On Thursday we were ready for another full day and took our nephew Nachi with us to explore Yerushalayim. We had planned to see a “puppet” (more like paper doll) performance in the Train Theater as well as take a trip in the Time Elevator before going to the Malha Mall for a free live show by a popular children’s entertainer. What we didn’t plan for was the crowds.

We got into the puppet show without too much of a problem. However, when we headed to the Time Elevator before lunch to buy tickets for later in the day, they were all sold out. This was a definite disappointment and left us scrambling for something to do with the kids for a couple of hours. Capitalizing on the fact that we were close to Ben Yehuda, we took them window shopping and people watching while picking up a couple of odds and ends. We completed the day with a kids show and dinner at the Malha Mall food court.

We spent the last week of the summer getting ready for school and the new Yeshiva year.

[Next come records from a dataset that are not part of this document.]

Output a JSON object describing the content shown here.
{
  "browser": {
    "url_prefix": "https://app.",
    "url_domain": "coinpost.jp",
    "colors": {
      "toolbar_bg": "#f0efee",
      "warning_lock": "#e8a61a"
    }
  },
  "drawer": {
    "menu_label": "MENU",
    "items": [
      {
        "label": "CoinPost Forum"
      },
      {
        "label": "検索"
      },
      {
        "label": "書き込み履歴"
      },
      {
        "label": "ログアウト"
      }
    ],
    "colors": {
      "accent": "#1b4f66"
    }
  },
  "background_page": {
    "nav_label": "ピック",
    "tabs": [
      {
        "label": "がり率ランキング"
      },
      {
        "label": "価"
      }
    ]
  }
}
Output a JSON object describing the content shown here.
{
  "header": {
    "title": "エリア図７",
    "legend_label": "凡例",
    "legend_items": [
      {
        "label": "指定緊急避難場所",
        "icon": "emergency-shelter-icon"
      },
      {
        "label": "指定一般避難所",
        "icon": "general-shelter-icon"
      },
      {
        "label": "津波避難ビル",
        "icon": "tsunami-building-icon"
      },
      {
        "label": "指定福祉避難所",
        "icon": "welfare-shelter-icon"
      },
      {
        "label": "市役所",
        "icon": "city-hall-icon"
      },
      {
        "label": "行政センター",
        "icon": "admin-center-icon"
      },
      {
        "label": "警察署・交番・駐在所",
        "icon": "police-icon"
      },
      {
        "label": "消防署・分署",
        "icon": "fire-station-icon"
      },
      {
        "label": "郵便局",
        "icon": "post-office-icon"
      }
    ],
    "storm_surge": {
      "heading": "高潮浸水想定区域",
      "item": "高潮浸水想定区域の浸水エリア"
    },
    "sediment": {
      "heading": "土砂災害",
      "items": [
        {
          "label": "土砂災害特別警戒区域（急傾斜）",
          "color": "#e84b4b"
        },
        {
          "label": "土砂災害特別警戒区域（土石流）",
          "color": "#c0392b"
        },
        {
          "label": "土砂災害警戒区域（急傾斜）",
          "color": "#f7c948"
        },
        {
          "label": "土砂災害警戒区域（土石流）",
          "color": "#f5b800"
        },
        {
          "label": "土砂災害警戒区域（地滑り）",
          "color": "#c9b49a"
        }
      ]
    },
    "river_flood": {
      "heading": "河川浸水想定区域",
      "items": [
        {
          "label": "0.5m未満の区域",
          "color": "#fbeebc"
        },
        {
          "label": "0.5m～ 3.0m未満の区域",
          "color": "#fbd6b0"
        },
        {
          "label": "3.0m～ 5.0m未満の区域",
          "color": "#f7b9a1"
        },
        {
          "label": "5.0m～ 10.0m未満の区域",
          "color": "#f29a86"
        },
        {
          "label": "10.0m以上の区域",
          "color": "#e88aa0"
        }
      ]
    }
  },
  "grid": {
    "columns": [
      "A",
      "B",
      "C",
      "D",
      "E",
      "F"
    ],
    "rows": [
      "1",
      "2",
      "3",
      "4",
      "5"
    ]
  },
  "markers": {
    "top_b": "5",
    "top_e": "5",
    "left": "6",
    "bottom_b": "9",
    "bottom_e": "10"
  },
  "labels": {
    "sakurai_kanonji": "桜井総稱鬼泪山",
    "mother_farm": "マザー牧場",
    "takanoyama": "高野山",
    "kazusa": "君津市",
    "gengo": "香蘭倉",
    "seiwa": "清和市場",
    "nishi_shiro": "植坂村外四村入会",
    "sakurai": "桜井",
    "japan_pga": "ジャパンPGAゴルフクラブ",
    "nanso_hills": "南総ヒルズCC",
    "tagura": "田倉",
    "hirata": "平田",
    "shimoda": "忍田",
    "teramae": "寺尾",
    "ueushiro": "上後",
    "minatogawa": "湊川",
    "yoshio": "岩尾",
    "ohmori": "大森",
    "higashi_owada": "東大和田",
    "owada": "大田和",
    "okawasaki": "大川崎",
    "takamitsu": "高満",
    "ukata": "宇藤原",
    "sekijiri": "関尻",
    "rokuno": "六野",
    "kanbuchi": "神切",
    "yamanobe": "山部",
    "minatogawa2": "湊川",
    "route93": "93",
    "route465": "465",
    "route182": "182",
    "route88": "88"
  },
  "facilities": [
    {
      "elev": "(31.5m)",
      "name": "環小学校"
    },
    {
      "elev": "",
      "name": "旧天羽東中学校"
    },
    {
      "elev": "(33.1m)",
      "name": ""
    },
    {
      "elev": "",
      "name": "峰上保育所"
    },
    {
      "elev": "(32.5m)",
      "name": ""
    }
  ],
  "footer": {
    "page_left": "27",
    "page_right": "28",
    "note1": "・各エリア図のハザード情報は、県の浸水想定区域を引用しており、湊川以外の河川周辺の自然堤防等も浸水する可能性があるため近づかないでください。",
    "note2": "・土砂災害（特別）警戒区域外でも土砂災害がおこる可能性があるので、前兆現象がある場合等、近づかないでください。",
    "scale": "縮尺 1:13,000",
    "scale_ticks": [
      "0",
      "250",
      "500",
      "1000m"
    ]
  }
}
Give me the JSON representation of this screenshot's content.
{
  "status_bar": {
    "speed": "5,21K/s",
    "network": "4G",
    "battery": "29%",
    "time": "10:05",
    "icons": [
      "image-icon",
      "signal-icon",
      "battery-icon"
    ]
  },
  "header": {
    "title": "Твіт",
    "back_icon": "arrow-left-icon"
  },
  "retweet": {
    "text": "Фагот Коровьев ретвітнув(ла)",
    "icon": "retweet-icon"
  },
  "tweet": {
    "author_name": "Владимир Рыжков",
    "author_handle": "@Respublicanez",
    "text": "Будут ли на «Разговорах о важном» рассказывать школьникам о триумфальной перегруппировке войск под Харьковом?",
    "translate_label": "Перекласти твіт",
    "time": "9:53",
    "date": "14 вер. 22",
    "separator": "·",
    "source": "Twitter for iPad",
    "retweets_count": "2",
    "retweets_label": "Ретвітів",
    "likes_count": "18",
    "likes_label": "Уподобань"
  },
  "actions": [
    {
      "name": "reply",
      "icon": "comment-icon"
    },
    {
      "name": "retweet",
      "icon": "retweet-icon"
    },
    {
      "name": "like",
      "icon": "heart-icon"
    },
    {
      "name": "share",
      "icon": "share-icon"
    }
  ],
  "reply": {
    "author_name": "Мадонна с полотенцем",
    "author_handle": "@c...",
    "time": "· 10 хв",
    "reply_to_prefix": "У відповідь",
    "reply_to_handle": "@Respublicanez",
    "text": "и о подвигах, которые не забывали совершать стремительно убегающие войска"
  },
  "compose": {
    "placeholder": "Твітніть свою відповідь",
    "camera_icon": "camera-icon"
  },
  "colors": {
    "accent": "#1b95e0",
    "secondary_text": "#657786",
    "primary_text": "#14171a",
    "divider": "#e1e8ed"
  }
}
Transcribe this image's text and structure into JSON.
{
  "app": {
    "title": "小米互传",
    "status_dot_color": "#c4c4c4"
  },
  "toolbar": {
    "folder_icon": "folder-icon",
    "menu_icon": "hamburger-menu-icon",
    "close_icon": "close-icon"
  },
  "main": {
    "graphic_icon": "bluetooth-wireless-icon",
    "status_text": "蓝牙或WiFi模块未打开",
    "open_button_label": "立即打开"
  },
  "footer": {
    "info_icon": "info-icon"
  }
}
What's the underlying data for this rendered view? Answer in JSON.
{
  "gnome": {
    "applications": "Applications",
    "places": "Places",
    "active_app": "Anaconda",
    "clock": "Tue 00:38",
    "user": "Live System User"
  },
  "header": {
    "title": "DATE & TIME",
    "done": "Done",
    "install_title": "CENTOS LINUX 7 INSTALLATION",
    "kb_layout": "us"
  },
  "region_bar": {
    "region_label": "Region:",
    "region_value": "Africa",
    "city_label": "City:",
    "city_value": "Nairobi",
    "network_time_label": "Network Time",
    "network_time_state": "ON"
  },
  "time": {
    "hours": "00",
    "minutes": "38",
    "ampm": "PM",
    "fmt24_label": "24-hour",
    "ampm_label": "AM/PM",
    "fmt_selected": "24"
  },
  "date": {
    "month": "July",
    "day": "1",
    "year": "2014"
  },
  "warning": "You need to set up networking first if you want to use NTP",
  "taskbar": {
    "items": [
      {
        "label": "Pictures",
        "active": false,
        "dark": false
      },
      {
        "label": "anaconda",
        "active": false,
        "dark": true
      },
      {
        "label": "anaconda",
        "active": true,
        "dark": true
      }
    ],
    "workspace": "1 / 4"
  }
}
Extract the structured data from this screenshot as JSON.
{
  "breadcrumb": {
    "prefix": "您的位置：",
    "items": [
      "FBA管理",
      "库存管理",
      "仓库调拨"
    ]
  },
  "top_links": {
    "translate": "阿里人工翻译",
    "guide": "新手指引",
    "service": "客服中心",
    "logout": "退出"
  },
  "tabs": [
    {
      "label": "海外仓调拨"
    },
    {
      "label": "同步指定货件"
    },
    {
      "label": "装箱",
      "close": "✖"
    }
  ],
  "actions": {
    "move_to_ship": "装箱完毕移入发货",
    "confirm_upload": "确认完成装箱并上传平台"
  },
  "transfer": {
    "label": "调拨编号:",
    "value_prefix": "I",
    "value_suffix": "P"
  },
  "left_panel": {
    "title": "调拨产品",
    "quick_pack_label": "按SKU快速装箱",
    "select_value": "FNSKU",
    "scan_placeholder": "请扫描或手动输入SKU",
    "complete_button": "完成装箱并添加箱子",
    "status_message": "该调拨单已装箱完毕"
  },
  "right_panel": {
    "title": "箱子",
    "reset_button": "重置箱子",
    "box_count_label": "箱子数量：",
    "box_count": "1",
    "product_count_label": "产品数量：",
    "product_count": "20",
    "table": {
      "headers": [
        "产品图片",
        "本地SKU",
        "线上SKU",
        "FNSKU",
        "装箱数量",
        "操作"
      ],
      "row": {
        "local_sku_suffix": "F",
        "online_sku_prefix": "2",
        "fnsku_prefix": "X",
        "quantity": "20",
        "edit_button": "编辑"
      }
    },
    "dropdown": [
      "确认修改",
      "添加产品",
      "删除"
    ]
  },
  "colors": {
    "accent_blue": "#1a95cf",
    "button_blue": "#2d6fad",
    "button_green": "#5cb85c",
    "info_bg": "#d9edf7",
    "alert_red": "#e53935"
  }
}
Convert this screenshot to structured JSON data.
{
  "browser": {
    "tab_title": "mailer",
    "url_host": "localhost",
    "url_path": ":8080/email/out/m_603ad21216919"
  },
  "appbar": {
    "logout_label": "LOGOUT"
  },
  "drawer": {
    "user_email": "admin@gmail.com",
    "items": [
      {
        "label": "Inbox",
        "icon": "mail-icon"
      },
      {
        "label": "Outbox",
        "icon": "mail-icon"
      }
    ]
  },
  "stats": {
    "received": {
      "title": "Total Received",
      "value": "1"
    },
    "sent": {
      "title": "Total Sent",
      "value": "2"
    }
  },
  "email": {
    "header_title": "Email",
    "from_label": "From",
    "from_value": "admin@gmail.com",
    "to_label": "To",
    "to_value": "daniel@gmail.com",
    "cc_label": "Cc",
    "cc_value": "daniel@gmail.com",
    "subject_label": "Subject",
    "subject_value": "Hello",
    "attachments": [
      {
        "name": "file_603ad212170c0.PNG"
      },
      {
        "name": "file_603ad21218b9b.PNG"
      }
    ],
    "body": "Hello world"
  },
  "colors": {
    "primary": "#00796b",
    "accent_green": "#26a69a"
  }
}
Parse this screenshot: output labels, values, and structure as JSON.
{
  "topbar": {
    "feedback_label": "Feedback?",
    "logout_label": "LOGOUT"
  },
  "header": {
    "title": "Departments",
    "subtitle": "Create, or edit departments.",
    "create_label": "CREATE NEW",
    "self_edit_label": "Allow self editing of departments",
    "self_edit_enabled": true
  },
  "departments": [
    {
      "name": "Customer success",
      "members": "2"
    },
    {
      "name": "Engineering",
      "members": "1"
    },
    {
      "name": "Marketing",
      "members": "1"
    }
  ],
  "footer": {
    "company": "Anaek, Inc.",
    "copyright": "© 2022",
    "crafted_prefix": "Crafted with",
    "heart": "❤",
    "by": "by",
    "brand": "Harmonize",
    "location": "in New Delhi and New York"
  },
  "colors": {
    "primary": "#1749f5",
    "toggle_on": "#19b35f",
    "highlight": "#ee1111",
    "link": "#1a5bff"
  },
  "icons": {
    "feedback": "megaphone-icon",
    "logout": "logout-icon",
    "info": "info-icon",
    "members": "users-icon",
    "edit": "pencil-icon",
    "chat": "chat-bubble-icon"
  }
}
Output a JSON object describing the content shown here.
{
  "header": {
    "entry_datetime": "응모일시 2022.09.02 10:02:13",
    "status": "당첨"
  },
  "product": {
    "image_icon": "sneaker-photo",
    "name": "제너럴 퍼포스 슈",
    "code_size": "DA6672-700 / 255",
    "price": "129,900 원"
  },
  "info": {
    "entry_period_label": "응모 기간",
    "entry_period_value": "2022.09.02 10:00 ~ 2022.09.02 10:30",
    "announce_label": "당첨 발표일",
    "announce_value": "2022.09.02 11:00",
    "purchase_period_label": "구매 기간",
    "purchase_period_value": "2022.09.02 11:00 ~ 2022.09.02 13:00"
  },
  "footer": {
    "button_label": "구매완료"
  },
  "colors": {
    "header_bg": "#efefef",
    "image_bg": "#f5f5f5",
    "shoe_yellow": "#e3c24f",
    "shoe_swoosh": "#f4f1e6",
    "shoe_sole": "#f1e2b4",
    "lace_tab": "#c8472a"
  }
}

Here in Israel, with no “Labor Day” weekend, schools regularly open on September 1 and the “last minute” nature of Israelis means that many many people are out and about buying their school books and supplies at the same time. The government does not provide free text books, so we definitely spend a lot of money each year (6 kids means a lot of books to buy), but we will still gladly pay for them when we consider how much less our tuition bills are.

September also brings thousands of new teens for their “Year in Israel” experience. Being in the “Yeshiva” business, the end of the summer means that we get to meet and greet a new group of students who will be spending a year of their lives with us.

Each group brings with them a certain sense of uncertainty. As a veteran of Elementary and High School education, I am used to having the students around for 8-12 years and getting to know both them and their parents. Working with High School graduates who come for no more than two years is very different from what I had been used to.

If your son or daughter has joined us here in Israel for the year, we hope that they have a terrific year of growth and enjoyment.

Special Mazal Tovs go out to our neighbors Dr. Mark and Yosefa Kraus on the marriage last week of their daughter Tziona and to Larry and Esta Gordon on the birth last week of their grandson.